According to President Hage Geingob on Monday 1st October, 2018 at the opening of the Second National Land Conference, “The willing-buyer willing-seller principle has not delivered results. Careful consideration should be given to expropriation. The willing-buyer willing-seller policy depends on commercial farmers offering to sell their land to the government.”

However, many farmers are reluctant to sell and those who were willing often inflated the prices, making it difficult for the government to acquire adequate land for resettlement purposes.

In a proposal that echoes the fierce political issue in neighboring South Africa, Namibia now wants to transfer 43 percent, or 15 million hectares (58,000 square miles) of its arable agricultural land, to previously disadvantaged blacks by 2020.

Namibia, which was ruled by colonial Germany and then apartheid South Africa until 1990, has large swathes of agricultural land, as well as major diamond and platinum mining industries.

Statistics issued by the Namibian Statistics Agency last month showed that white Namibians owned 70 percent of agricultural land and blacks 16 percent.

“We need to revisit constitutional provisions which allow for the expropriation of land with just compensation, as opposed to fair compensation, and look at foreign ownership of land, especially absentee land owners.”

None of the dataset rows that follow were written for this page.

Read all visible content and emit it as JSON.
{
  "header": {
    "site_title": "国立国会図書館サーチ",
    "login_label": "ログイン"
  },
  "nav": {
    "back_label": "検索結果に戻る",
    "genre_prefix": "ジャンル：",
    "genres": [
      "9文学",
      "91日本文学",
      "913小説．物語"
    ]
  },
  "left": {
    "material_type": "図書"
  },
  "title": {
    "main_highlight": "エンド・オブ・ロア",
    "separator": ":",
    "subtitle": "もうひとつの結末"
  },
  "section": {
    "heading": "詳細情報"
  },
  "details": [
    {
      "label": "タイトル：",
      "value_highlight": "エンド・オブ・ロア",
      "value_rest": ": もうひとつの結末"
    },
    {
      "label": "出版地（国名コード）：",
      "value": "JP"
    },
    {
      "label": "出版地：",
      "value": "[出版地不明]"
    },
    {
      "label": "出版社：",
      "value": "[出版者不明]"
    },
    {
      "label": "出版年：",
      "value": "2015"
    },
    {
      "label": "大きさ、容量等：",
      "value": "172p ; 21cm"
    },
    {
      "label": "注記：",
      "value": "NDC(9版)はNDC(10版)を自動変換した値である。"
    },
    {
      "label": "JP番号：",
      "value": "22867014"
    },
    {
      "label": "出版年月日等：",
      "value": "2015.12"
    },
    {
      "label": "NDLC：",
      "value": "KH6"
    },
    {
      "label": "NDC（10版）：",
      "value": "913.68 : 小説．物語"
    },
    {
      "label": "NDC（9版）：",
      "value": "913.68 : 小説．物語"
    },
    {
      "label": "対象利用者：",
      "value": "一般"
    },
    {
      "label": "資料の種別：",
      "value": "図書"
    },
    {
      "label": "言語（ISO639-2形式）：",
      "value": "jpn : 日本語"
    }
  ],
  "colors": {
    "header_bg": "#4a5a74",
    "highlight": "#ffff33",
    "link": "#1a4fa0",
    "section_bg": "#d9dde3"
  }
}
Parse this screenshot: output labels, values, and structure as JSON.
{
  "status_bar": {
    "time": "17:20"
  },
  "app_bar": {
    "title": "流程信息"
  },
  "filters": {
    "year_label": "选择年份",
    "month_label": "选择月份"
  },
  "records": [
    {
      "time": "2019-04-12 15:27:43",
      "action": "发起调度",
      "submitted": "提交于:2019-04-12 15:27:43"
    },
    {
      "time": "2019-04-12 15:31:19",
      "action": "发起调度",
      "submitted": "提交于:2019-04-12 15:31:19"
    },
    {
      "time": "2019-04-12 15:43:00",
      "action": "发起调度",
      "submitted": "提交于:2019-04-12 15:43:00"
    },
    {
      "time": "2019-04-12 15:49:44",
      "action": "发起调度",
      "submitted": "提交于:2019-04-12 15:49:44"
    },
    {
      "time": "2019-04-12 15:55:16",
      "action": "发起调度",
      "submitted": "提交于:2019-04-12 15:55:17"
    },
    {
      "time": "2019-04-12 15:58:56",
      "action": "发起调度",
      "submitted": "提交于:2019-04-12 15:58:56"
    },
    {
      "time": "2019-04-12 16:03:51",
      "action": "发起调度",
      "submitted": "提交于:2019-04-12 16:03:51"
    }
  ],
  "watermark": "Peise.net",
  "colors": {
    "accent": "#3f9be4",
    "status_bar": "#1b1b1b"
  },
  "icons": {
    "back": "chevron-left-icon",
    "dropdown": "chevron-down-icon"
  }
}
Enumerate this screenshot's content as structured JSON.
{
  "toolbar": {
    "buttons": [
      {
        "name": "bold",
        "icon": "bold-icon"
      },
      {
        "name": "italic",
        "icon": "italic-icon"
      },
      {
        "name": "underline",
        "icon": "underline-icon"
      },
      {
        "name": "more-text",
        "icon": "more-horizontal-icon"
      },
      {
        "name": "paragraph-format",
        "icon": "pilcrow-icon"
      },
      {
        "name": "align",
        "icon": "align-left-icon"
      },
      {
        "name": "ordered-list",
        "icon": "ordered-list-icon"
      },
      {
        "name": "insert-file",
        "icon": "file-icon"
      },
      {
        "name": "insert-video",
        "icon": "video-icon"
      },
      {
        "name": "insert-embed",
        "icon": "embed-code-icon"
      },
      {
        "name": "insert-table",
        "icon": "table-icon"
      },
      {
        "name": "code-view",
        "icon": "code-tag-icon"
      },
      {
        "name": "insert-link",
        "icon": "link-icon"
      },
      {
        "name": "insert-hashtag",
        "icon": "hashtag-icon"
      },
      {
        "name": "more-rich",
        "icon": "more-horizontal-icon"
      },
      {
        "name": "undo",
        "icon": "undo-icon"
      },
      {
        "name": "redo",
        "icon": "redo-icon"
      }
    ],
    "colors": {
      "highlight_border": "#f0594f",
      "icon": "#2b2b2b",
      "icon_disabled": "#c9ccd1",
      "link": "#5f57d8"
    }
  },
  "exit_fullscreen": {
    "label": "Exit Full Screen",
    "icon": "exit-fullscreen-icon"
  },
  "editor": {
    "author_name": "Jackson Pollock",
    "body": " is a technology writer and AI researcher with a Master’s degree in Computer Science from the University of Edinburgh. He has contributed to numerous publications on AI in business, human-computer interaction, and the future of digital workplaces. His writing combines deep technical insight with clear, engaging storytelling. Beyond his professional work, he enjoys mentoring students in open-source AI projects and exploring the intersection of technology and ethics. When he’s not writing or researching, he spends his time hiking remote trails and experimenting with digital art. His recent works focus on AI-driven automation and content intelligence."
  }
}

“It is in all our interest, particularly the “haves”, to ensure a drastic reduction in inequality, by supporting the redistributive model required to alter our skewed economic structure. We should all be cognizant of the fact that this is ultimately an investment in peace.”